With macroeconomic indicators like they are and so few opportunities at home, can anyone blame people for wanting to migrate? Even if the situation were not this bad, should they be blamed at all? The public debate often circles around blaming brain drain for the condition of the country. In this latest debate, I even saw some members of the public carelessly throwing out the question if educated people should somehow be prevented from leaving. That would amount to an infringement on freedom of movement and put us on track to becoming another North Korea, or former USSR, or former East Germany – not a club any country aspires to join.

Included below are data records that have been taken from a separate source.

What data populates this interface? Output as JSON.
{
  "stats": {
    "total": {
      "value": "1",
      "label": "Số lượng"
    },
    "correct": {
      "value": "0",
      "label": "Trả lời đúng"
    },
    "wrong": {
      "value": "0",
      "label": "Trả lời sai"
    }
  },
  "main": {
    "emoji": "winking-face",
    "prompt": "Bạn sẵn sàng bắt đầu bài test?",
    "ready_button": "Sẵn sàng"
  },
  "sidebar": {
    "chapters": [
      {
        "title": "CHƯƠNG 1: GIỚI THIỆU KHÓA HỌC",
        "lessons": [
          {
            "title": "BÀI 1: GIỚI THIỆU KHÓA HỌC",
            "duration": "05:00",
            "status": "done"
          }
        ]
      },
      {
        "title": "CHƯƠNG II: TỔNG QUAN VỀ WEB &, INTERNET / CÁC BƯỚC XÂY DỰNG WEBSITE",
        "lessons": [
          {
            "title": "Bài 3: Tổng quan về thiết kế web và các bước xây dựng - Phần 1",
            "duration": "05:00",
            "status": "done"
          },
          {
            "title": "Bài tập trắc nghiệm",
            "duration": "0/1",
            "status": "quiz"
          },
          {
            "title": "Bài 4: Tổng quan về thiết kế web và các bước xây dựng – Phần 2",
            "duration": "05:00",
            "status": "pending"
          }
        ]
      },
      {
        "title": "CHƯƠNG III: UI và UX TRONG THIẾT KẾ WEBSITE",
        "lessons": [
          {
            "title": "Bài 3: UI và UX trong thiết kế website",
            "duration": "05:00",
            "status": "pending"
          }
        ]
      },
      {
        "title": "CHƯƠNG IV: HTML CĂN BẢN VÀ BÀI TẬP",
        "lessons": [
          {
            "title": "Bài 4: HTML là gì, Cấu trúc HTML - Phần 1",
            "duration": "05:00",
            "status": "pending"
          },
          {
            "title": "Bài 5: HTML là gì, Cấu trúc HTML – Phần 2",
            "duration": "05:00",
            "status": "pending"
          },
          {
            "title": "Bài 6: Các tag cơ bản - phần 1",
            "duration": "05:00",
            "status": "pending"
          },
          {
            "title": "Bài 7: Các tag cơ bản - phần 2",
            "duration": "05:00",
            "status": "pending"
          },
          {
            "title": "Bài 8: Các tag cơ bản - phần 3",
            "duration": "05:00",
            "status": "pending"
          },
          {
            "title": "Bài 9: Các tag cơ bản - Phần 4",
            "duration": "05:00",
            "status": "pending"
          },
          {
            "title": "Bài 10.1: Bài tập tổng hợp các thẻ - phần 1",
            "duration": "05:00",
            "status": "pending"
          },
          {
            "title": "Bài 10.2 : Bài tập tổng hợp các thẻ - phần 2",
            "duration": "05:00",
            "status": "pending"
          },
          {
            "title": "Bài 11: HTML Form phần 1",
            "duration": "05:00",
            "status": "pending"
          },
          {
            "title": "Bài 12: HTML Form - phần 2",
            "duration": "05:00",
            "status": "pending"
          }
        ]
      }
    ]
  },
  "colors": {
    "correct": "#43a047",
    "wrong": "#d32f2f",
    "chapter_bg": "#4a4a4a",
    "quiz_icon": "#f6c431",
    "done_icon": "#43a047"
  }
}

No one should feel compelled to migrate if they do not wish to; Certainly, no one who wishes to migrate, for whatever reason, should be stopped from doing so. They should also not be tarred and feathered as quitters, accused of abandoning their country. Neither choice is morally superior to the other.

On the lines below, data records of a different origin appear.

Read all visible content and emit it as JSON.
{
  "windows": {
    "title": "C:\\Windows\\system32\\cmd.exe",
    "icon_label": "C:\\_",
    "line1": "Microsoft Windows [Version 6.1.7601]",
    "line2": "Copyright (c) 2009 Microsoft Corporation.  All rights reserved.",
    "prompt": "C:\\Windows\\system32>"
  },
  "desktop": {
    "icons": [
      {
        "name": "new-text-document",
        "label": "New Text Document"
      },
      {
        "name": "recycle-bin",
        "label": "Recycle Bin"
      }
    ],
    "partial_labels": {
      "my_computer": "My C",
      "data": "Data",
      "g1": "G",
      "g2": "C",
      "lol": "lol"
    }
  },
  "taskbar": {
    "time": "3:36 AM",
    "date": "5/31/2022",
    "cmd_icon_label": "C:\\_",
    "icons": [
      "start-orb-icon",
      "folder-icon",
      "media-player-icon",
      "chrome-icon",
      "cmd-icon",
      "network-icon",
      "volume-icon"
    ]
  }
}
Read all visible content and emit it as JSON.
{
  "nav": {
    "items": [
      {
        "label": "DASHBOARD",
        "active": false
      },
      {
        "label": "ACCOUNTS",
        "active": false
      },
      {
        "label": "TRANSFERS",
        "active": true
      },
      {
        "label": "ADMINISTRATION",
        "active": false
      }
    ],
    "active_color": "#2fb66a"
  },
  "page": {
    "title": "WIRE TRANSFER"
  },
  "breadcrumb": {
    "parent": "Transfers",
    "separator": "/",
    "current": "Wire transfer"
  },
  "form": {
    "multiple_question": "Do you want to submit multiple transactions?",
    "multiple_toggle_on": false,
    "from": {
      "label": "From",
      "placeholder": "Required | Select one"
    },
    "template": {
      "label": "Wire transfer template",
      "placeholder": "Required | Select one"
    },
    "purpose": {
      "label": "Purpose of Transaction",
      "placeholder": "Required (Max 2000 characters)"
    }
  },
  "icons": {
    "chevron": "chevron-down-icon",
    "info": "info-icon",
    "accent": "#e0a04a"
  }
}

There are many valid reasons to migrate – economic opportunities, access to quality education and healthcare, a higher standard of living, freedom from suffocating cultural norms, security, safety from prosecution, personal growth, curiosity about the world we inhabit, the thrill of adventure, or any combination of them. For our country, I would add a desire to escape the effects of climate change and the looming drinking water shortage to this list.

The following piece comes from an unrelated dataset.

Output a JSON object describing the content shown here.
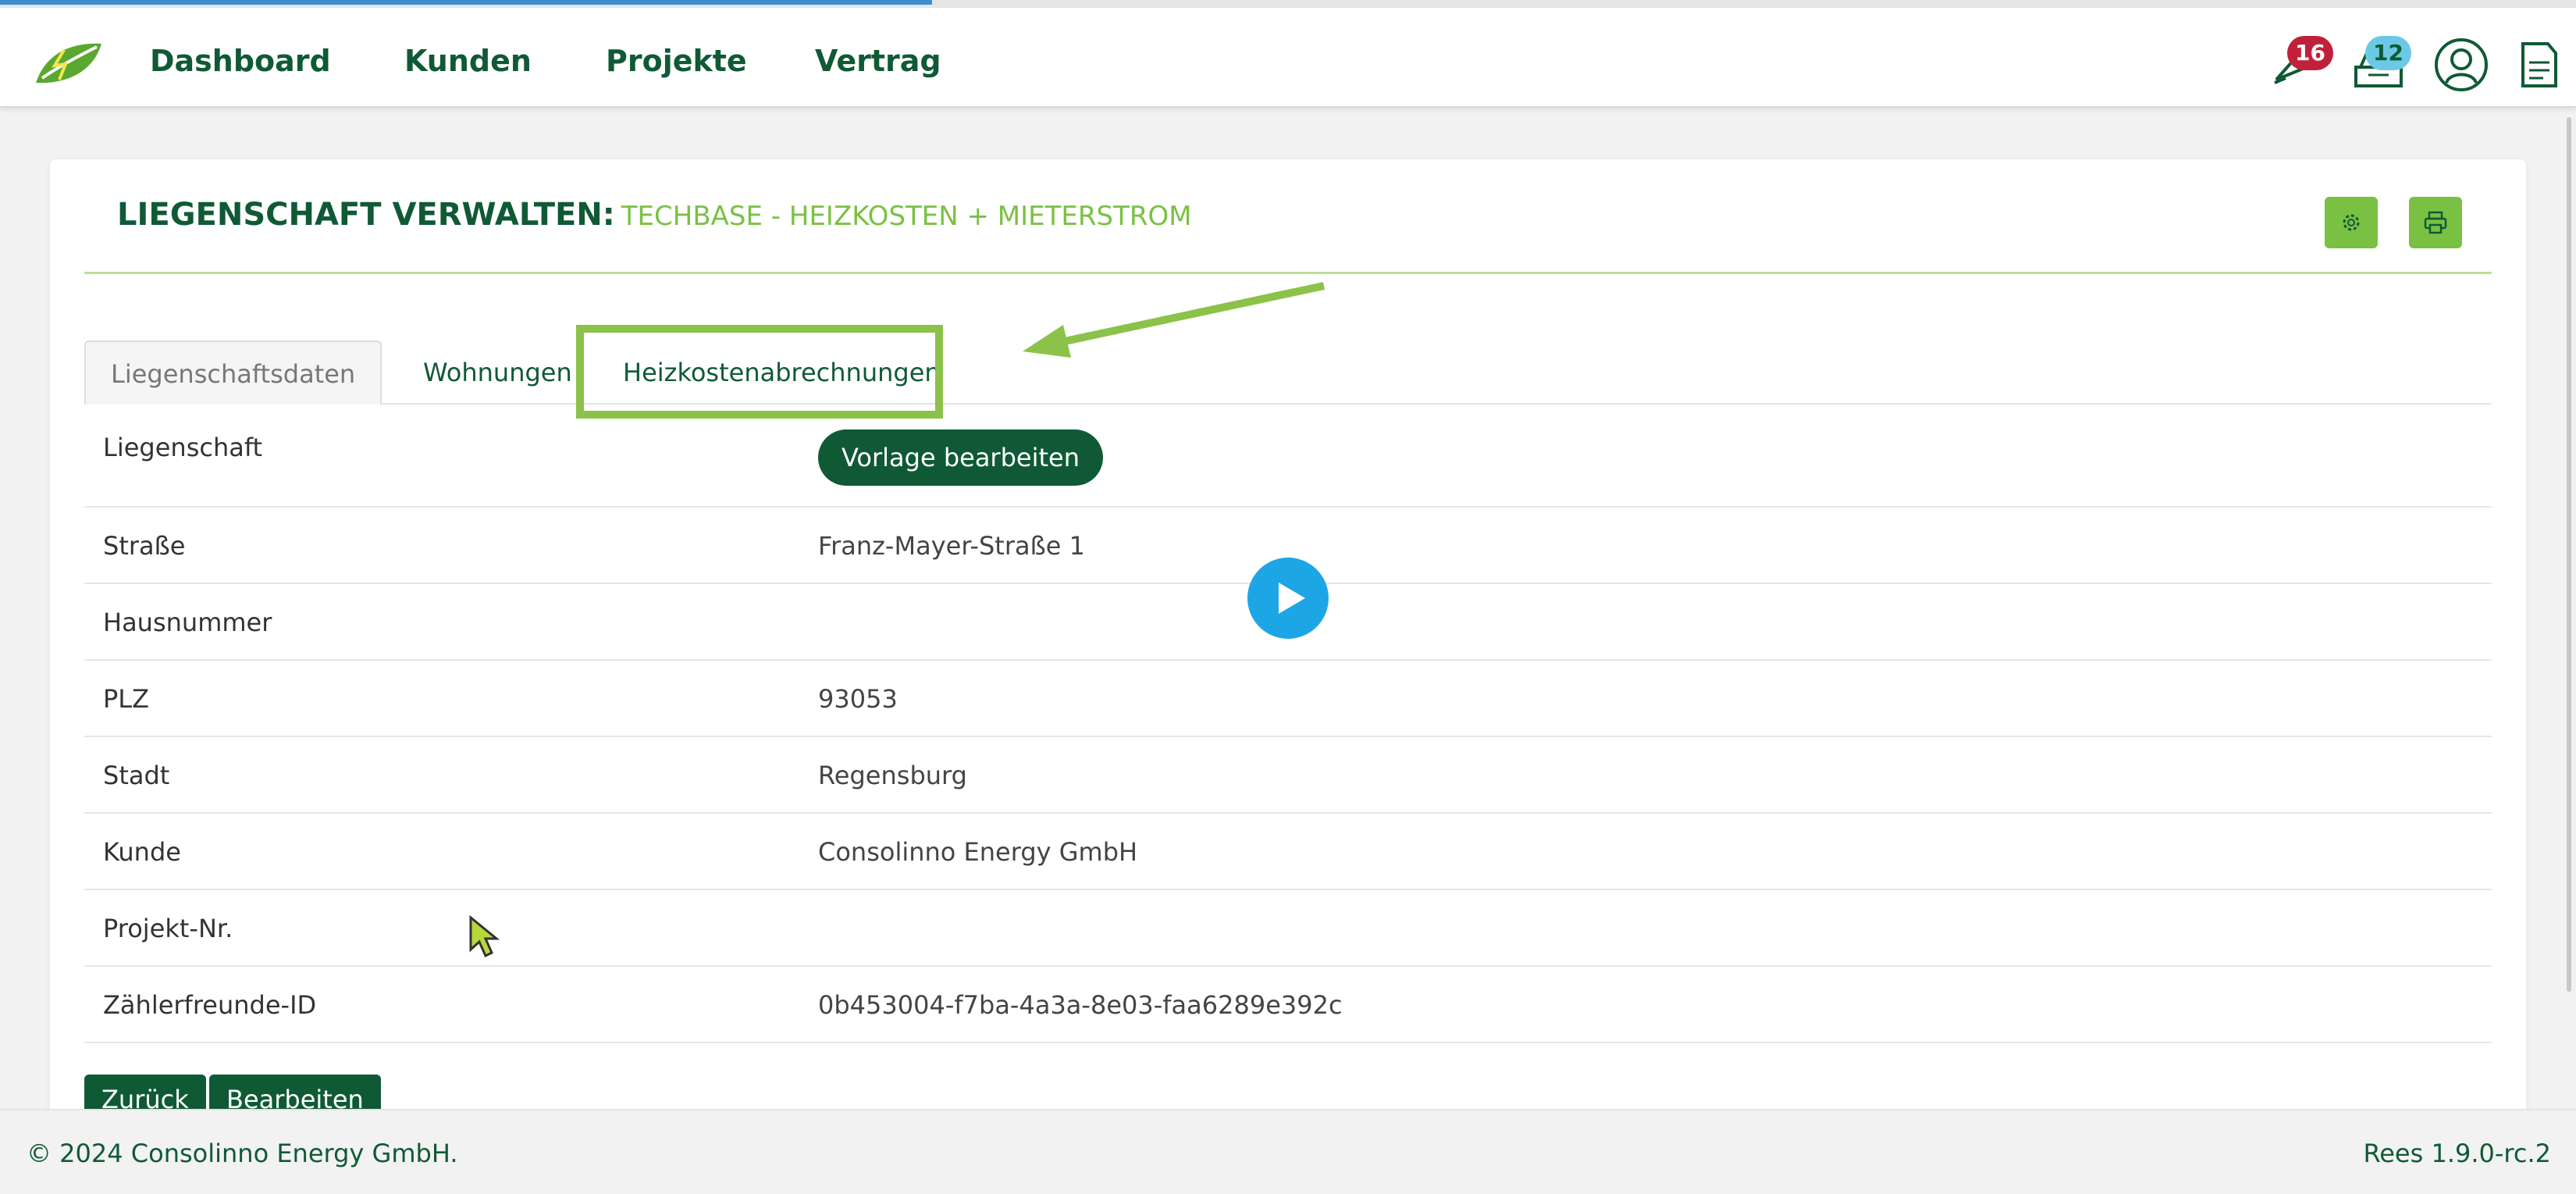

The benefits of (legal) emigration to an individual are well known, but there are also several ways in which it is beneficial to the home country beyond the most obvious one – remittances replenish the receiving country’s foreign currency coffers. There is also a reduction in unemployment, the transfer and exchange of skills and knowledge, and the international network of expats and diaspora communities it builds. A law-abiding, well-integrated diaspora is a more powerful ambassador of its home country to its host country than any embassy or consulate can be. For these reasons, I view emigrants, educated emigrants in particular, as brain circulation instead.

Think of the envious news coverage here at home any time another Fortune-500 company announces a new CEO who has family connections to India. That kind of influence and goodwill is not built overnight. Emigration of educated Indians to the West began in the late ‘60s and continues to date. The Indian diaspora is now in its third generation. The current vice-president of the United States and two 2024 Republican presidential candidates have connections to India. That does not happen overnight.

Obviously, the availability and retention of talent is an advantage that opens opportunities. But that advantage by itself is worth nothing if you do not create the right environment to put it to use. A large public university in Islamabad has been making waves on social media recently for a record number of resignations from its faculty members across departments this year. If we let recent history be our guide, many of them (maybe deemed unproductive) will move abroad and go on to have successful careers; that has been the trend. This goes to show that it is not a dearth of talent but an unconducive environment that is to blame.

It is not the job of public servants and representatives (caretakers and elected) to encourage or forcibly stop migration. It is also not their job to post streams of pictures of themselves with all the trappings of government. We do not need grand pre-announcements of things about to happen before they have happened. We do not need to see pictures of (usually) men with stern expressions huddling at conference tables until we see something come from it.

If this or any future government is truly concerned about brain drain, it needs to fix the conditions that drive people to leave – tax agriculture, real estate, and other un/undertaxed sectors, collect electricity bills where they have never dared to collect them (but continue supply), start the long job of fixing public schools and hospitals, etc. It is time to put its head down and do the unglamorous hard work.

The writer (she/her) has a PhD in Education.